(Collected data entries)
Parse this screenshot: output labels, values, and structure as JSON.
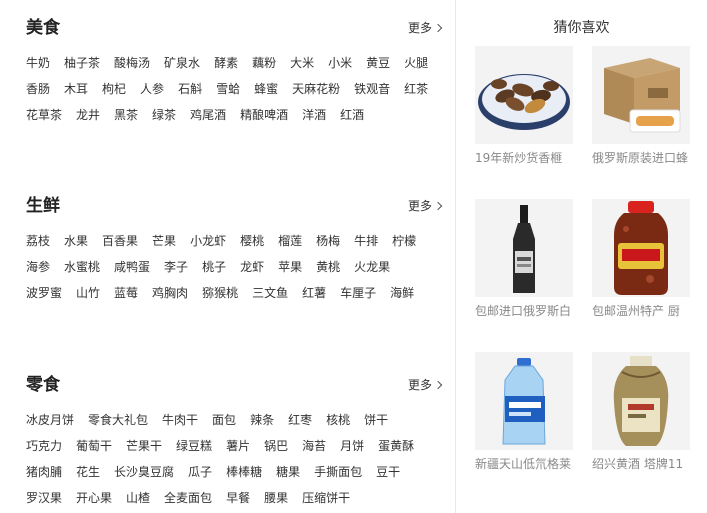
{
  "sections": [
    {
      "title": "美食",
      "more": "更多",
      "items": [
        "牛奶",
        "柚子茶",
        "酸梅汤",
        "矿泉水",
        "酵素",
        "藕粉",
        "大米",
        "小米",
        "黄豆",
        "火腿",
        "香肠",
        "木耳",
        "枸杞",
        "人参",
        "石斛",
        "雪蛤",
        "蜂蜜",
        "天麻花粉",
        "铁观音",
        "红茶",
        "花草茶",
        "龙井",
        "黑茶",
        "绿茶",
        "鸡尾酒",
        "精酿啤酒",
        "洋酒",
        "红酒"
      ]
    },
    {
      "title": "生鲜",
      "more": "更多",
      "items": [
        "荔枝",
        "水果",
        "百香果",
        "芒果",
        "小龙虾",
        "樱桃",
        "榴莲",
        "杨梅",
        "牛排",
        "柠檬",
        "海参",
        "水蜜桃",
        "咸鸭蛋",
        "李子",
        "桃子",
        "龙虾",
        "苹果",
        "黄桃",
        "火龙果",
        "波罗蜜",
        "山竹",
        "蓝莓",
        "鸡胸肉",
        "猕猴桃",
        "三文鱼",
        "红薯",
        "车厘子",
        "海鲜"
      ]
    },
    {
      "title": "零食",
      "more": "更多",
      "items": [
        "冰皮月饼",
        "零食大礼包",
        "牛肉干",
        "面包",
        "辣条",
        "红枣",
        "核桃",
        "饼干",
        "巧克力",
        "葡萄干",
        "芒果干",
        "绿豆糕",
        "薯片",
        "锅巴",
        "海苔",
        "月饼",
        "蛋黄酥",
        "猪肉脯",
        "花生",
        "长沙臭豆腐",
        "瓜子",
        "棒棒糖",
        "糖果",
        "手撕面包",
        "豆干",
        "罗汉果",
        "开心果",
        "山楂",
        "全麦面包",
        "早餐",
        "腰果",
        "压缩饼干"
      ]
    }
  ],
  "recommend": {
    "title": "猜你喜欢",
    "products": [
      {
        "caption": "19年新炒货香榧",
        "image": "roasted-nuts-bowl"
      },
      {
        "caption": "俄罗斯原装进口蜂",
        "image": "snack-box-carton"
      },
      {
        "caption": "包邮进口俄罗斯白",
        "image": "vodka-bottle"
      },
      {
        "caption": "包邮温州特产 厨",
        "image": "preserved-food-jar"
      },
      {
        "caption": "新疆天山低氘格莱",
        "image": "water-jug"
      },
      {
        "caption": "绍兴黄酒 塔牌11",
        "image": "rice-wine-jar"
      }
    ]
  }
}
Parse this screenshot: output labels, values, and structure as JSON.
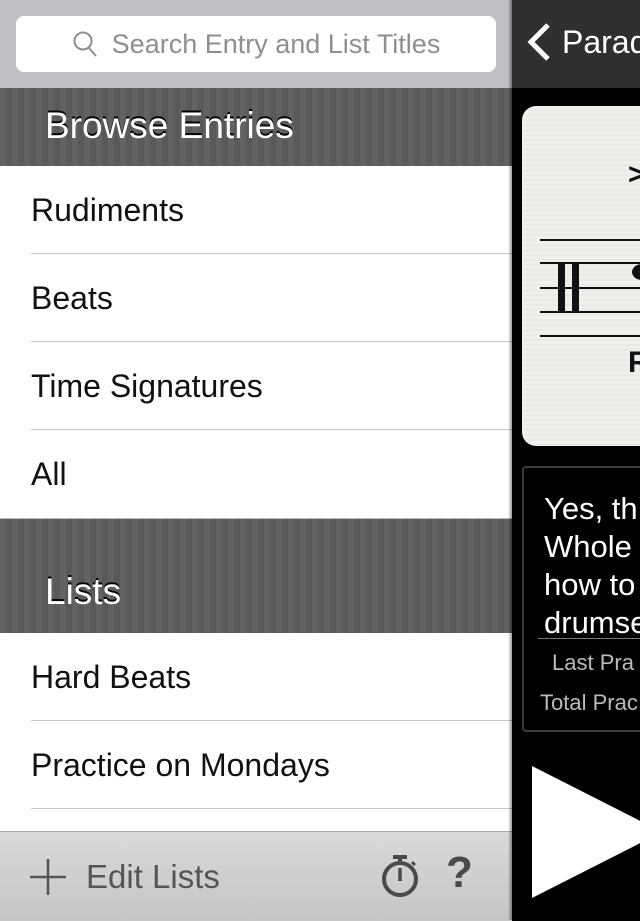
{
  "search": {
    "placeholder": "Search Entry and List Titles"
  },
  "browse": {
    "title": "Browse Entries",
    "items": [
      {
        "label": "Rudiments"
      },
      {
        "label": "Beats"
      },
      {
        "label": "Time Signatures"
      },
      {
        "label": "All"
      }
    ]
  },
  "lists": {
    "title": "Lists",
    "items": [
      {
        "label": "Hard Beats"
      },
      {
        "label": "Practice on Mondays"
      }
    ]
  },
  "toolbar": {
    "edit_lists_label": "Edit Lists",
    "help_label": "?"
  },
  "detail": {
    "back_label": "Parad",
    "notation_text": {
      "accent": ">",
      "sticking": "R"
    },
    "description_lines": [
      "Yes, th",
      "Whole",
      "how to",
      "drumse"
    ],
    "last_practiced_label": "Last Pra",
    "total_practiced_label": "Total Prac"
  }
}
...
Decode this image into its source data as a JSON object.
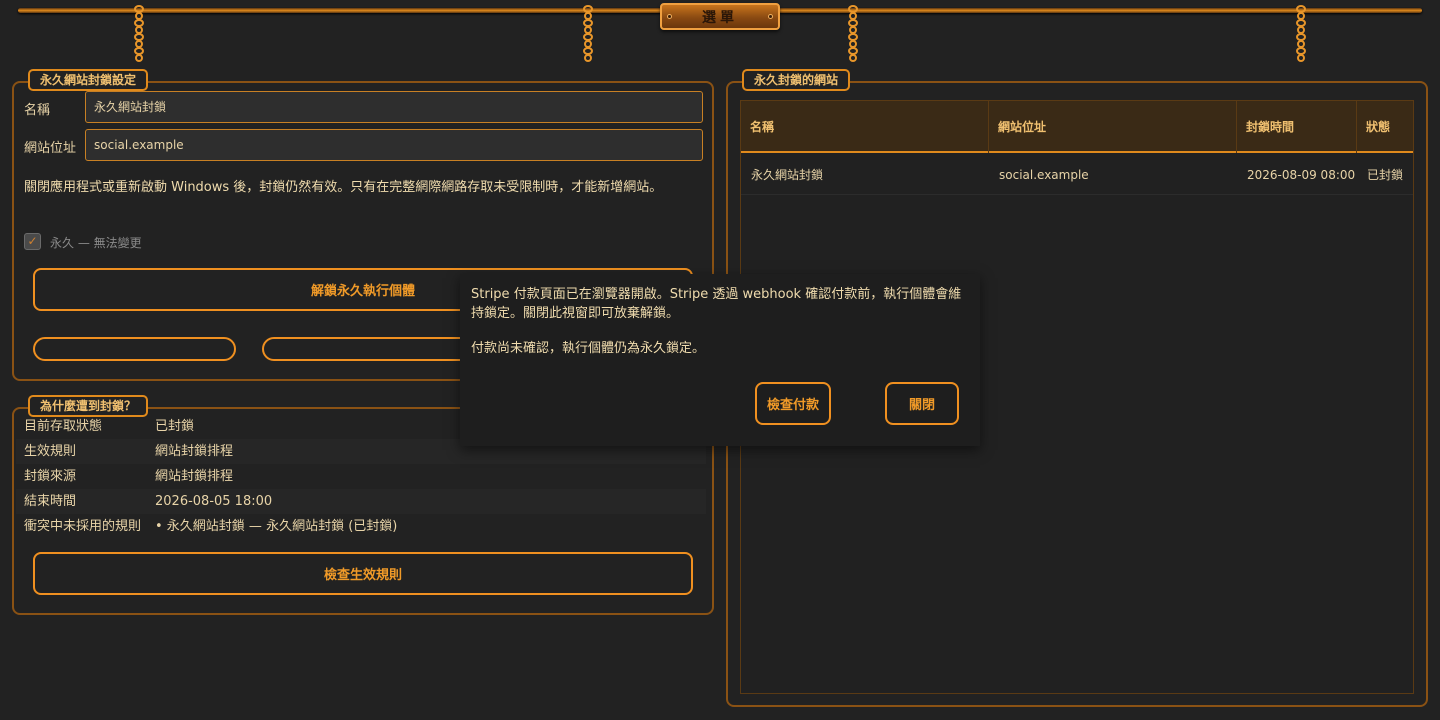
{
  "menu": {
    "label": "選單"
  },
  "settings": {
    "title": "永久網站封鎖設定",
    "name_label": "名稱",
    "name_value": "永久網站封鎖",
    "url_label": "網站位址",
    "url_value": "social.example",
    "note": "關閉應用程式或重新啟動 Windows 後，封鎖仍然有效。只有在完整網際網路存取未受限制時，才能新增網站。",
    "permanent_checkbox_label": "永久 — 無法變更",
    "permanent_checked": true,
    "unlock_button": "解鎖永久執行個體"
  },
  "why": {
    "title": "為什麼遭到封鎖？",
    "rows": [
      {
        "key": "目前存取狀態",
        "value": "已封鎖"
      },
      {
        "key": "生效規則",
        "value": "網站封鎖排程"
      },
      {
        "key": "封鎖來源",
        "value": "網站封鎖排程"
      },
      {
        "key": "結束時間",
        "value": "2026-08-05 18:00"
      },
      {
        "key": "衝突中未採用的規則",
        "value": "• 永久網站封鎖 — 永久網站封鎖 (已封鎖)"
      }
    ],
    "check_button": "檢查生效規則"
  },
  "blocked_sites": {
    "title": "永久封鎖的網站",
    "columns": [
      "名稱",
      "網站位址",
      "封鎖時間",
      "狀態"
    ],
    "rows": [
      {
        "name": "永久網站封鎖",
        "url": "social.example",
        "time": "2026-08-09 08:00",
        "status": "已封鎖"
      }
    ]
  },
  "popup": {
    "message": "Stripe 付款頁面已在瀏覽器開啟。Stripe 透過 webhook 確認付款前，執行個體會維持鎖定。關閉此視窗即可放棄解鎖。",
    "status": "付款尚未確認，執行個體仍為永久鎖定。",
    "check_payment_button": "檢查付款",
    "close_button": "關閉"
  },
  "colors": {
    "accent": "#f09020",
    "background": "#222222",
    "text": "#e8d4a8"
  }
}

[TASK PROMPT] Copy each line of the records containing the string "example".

[PROBLEM SOLUTION]
    "url_value": "social.example",
        "url": "social.example",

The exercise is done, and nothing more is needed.